Document Type



Mathematics (HMC)

Publication Date



In 1977 Berg and Purcell published a landmark paper entitled Physics of Chemore- ception, which examined how a bacterium can sense a chemical attractant in the fluid surrounding it [H. C. Berg and E. M. Purcell, Biophys J, 20 (1977), pp. 193–219]. At small scales the attrac- tant molecules move by Brownian motion and diffusive processes dominate. This example is the archetype of diffusive signaling problems where an agent moves via a random walk until it either strikes or eludes a target. Berg and Purcell modeled the target as a sphere with a set of small circular targets (pores) that can capture a diffusing agent. They argued that, in the limit of small radii and wide spacing, each pore could be modeled independently as a circular pore on an infinite plane. Using a known exact solution, they showed the capture rate to be proportional to the combined perimeter of the pores. In this paper we study how to improve this approximation by including interpore competition effects and verify this result numerically for a finite collection of pores on a plane or a sphere.
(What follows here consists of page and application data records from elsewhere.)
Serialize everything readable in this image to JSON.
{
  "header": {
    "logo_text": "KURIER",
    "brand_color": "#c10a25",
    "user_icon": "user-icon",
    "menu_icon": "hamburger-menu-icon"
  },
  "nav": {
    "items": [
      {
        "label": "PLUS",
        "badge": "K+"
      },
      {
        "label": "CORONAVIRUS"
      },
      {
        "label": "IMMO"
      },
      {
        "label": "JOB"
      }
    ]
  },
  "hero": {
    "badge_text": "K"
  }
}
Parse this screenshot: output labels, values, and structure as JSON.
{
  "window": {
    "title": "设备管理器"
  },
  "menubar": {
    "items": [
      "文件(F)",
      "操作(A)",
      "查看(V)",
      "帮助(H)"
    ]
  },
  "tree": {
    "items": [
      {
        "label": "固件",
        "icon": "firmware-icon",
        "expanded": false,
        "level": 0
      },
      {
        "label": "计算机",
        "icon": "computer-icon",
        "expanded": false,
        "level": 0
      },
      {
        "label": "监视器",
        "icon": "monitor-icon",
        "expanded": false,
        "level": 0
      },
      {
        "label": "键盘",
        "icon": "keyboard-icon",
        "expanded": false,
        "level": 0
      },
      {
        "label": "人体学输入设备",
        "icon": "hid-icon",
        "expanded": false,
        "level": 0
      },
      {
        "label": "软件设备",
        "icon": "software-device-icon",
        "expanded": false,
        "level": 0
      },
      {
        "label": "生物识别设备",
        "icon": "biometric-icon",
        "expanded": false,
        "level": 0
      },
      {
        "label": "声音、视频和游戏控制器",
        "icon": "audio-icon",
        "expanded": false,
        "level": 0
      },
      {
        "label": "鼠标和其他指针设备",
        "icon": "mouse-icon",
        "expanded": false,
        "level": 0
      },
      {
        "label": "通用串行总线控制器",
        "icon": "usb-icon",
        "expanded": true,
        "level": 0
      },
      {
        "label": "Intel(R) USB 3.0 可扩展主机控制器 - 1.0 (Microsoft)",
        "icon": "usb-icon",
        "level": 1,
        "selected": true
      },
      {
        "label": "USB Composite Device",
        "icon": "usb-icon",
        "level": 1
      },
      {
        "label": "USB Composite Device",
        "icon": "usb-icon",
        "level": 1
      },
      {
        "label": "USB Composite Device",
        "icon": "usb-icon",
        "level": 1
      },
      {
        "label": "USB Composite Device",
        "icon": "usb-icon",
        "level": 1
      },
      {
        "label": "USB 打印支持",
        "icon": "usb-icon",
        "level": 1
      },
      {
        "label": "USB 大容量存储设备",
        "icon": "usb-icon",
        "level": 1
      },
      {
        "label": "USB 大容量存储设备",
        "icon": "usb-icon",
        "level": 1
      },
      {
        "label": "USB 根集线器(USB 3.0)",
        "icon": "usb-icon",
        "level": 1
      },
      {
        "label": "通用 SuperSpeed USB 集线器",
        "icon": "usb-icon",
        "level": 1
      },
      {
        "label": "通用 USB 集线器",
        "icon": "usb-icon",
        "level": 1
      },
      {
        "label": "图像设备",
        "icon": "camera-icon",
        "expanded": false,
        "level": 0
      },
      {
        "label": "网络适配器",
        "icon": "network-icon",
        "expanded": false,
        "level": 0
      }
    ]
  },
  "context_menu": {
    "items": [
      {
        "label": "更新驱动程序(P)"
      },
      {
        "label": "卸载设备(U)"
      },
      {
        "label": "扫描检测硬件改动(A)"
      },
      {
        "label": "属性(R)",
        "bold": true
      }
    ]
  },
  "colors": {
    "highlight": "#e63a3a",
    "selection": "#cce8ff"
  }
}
Asymptotically we have found the corrections to the Berg–Purcell formula that account for the enhancement of capture due to the curvature of the spherical target and the inhibition of capture due to the spatial interaction of the pores. Numerically we develop a spectral boundary ele- ment method for the exterior mixed Neumann–Dirichlet boundary value problem. Our formulation reduces the problem to a linear integral equation, specifically a Neumann to Dirichlet map, which is supported only on the individual pores. The difficulty is that both the kernel and the flux are singular, a notorious obstacle in such problems. A judicious choice of singular boundary elements allows us to resolve the flux singularity at the edge of the pore. In biological systems there can be thousands of receptors whose radii are 0.1% the radius of the cell. Our numerics can now resolve this realistic limit with an accuracy of roughly one part in 108.